parameter, you need to specify the types of these parameters, you also need to
specify the entities (and structures) that make up the output and in the SQL
panel, you can write freeform SQL statements, having in mind that you need
to place your entities inside curly brackets, your attributes inside square
brackets and any parameters preceded by the "@" character. The second tab allows
you to specify input values, to test your query, similarly to the Aggregates. On the
third tab, test output, when you perform the test you will be able to see the
rows that were returned and finally on the fourth tab, if you so interested, you
can look at the actual SQL code that was generated by the compiler. One final
usage for SQL statements, is to write non query SQL statements, so if you
need to do a delete or an update or an insert and you do not want to use an
entity action, you will need to use a SQL statement. And even though these

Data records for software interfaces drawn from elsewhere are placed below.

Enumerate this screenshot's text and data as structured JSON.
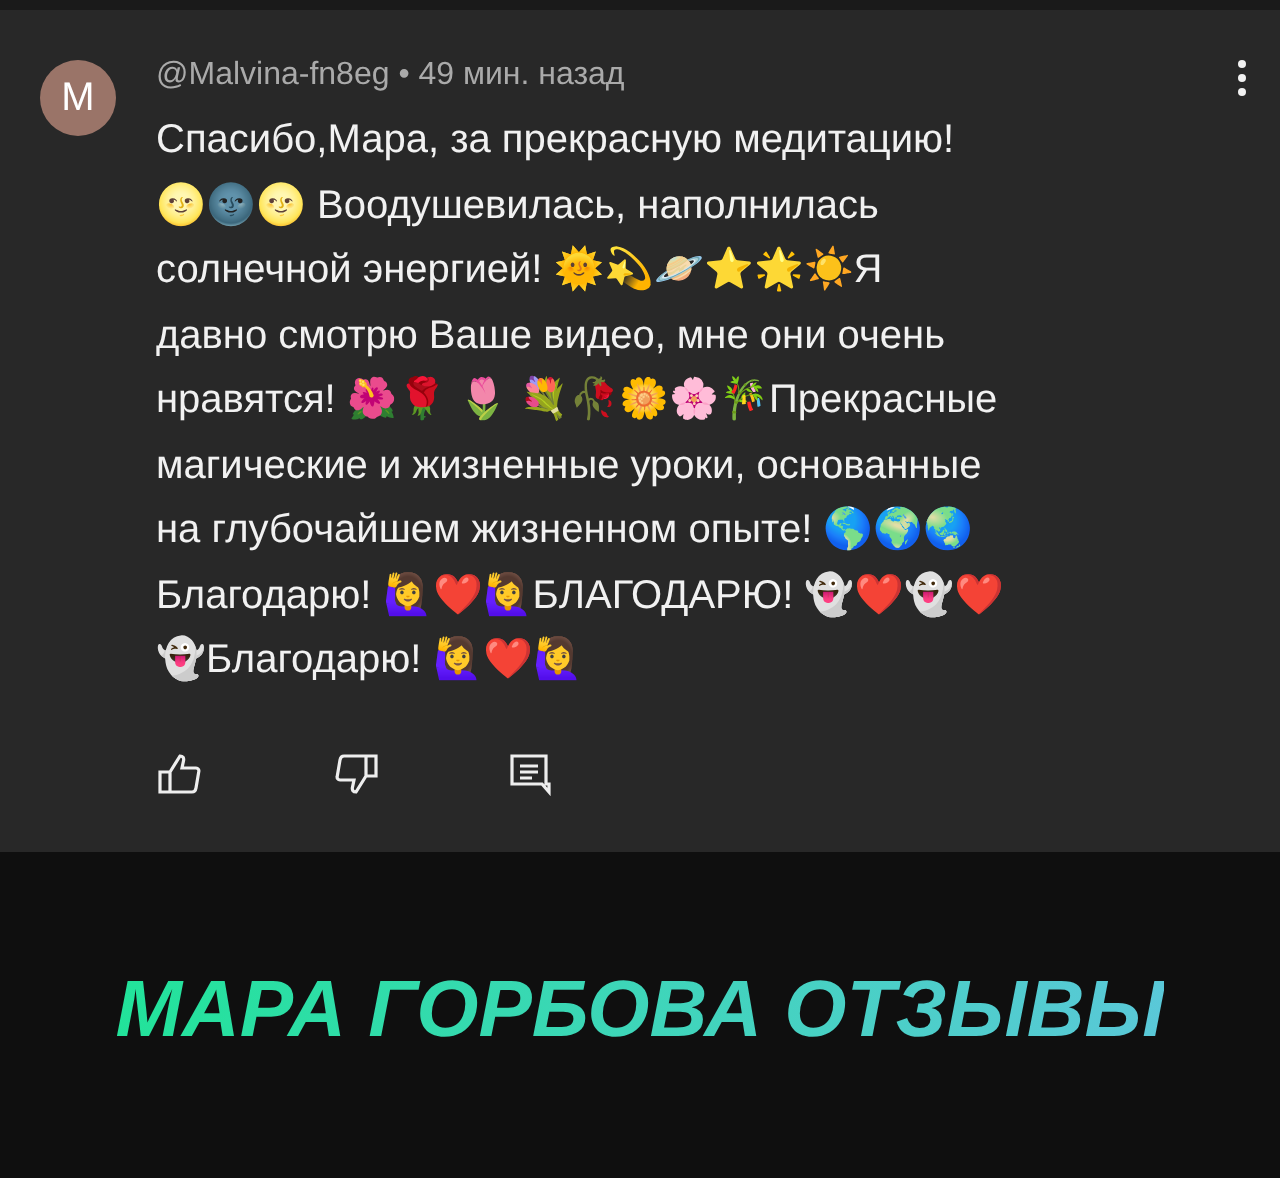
{
  "comment": {
    "avatar_letter": "M",
    "author": "@Malvina-fn8eg",
    "separator": "•",
    "time": "49 мин. назад",
    "lines": [
      "Спасибо,Мара, за прекрасную медитацию!",
      "🌝🌚🌝 Воодушевилась, наполнилась",
      "солнечной энергией! 🌞💫🪐⭐🌟☀️Я",
      "давно смотрю Ваше видео, мне они очень",
      "нравятся! 🌺🌹 🌷 💐🥀🌼🌸🎋Прекрасные",
      "магические и жизненные уроки, основанные",
      "на глубочайшем жизненном опыте! 🌎🌍🌏",
      "Благодарю! 🙋‍♀️❤️🙋‍♀️БЛАГОДАРЮ! 👻❤️👻❤️",
      "👻Благодарю! 🙋‍♀️❤️🙋‍♀️"
    ]
  },
  "banner": {
    "title": "МАРА ГОРБОВА ОТЗЫВЫ"
  }
}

statements don't normally produce any output, you'll still need to specify some
dummy output entity or structure. In closing, let's just look at how you can
convey multiple entities or structures together into a single record.

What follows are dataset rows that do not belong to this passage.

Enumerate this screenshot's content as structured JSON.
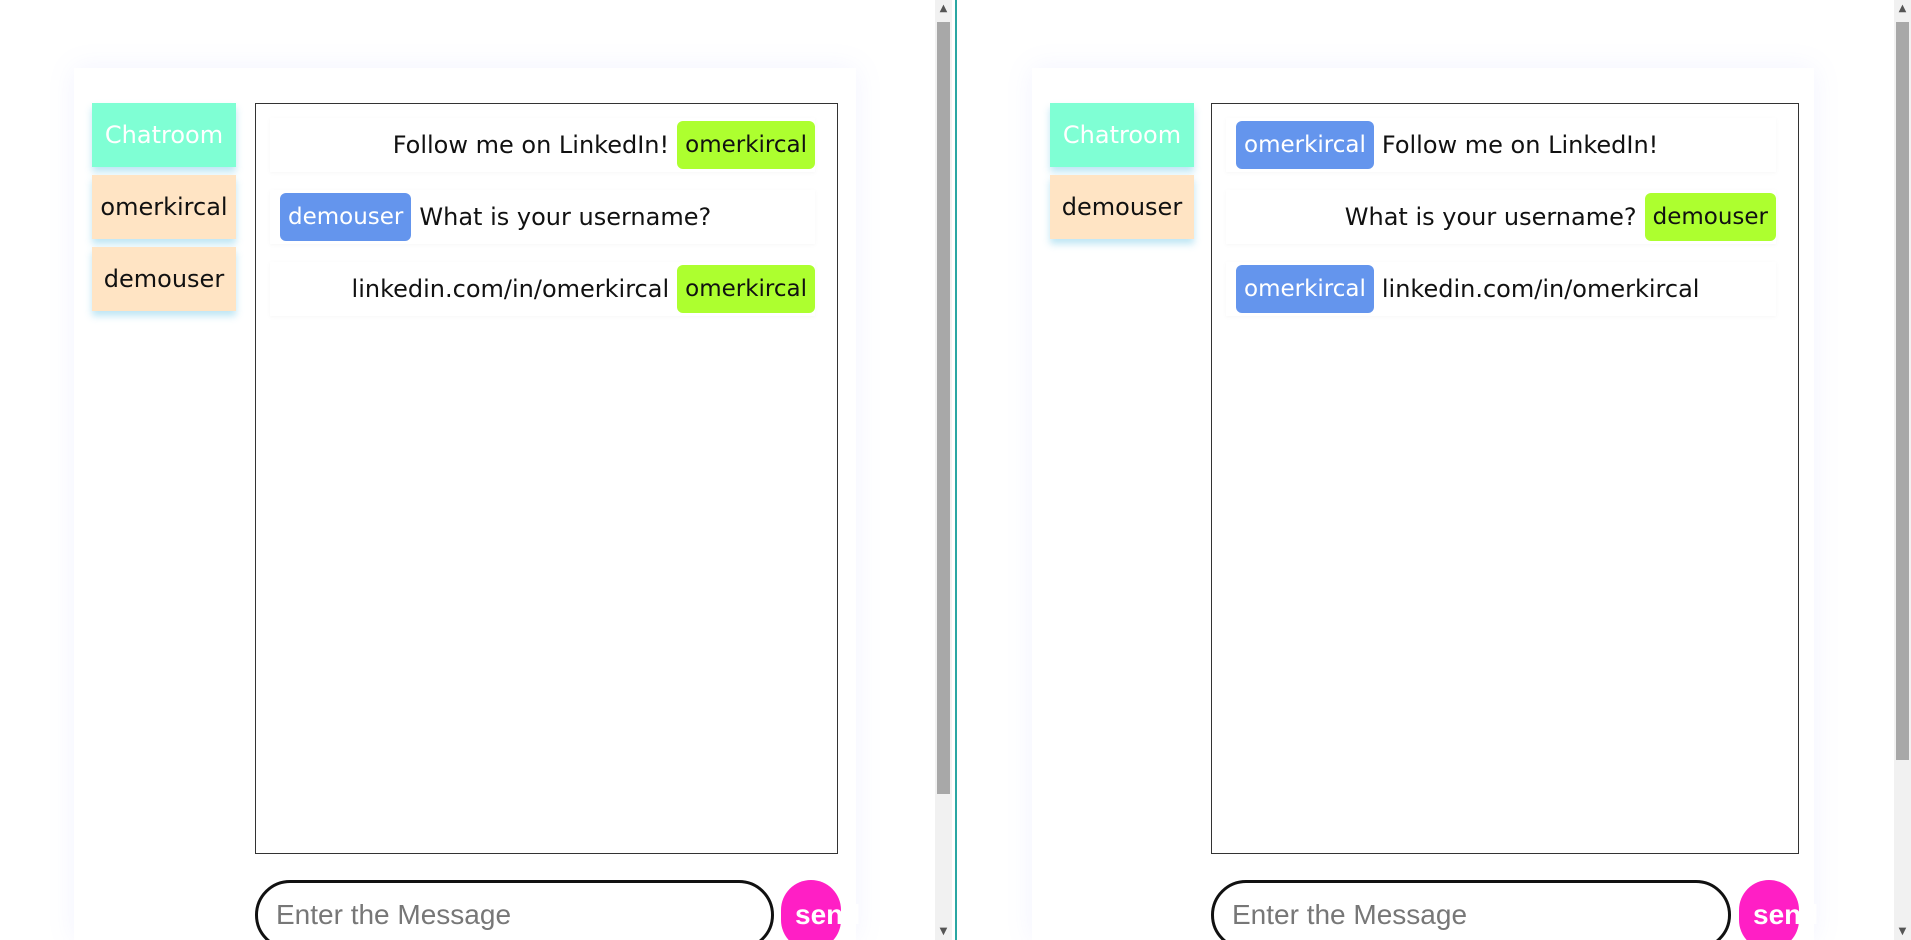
{
  "left": {
    "sidebar": [
      "Chatroom",
      "omerkircal",
      "demouser"
    ],
    "messages": [
      {
        "side": "mine",
        "user": "omerkircal",
        "text": "Follow me on LinkedIn!"
      },
      {
        "side": "theirs",
        "user": "demouser",
        "text": "What is your username?"
      },
      {
        "side": "mine",
        "user": "omerkircal",
        "text": "linkedin.com/in/omerkircal"
      }
    ],
    "input": {
      "placeholder": "Enter the Message",
      "value": ""
    },
    "send_label": "send"
  },
  "right": {
    "sidebar": [
      "Chatroom",
      "demouser"
    ],
    "messages": [
      {
        "side": "theirs",
        "user": "omerkircal",
        "text": "Follow me on LinkedIn!"
      },
      {
        "side": "mine",
        "user": "demouser",
        "text": "What is your username?"
      },
      {
        "side": "theirs",
        "user": "omerkircal",
        "text": "linkedin.com/in/omerkircal"
      }
    ],
    "input": {
      "placeholder": "Enter the Message",
      "value": ""
    },
    "send_label": "send"
  },
  "colors": {
    "chatroom_button": "#7fffd4",
    "user_button": "#ffe4c4",
    "own_tag": "#adff2f",
    "other_tag": "#6495ed",
    "send_button": "#ff1fc5"
  }
}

Here's a slide that you might remember from the data modeling lesson, that just
shows and recaps, how the output of a query looks
like, once you use it in future statements, so you have the queries, got
an output, which is a list and it has the Current in this particular case, which is
only got a customer inside, so a single record, however most queries actually
return more than one entity, when for example, you perform a join, as we
mentioned. In this case the Query.List will have, side-by-side, the entities that
the query has returned, and any extra columns in case you created ad-hoc columns. In the
example shown, you can see that we're creating an output variable of the
action GetAllMoviesInCinemas, based on the return type of GetMoviesWithCinemas.
Notice how the data type picker, suggests the outputs of queries that
exist, within this scope, to create a type, that is a combination of Cinema, Movie
and MovieSession. The key point that I want to make here, is that, we're not
limited to queries to have access to lists of records, including of multi
entity records. You can create variables and you can specify a complex type for
those variables. In fact, if rather than taking a suggestion, you select Data Type
Editor, you will see this dialog and you can add whatever entity, whatever
structure or whatever individual basic type, to make up the record format that
this particular variable has. In this particular case, I added an extra text
attribute, that I called ExtraTextAttribute to the output that was already
in the AllMoviesInCinemas variable. And that's basically it for data queries.
See you guys in the next lesson!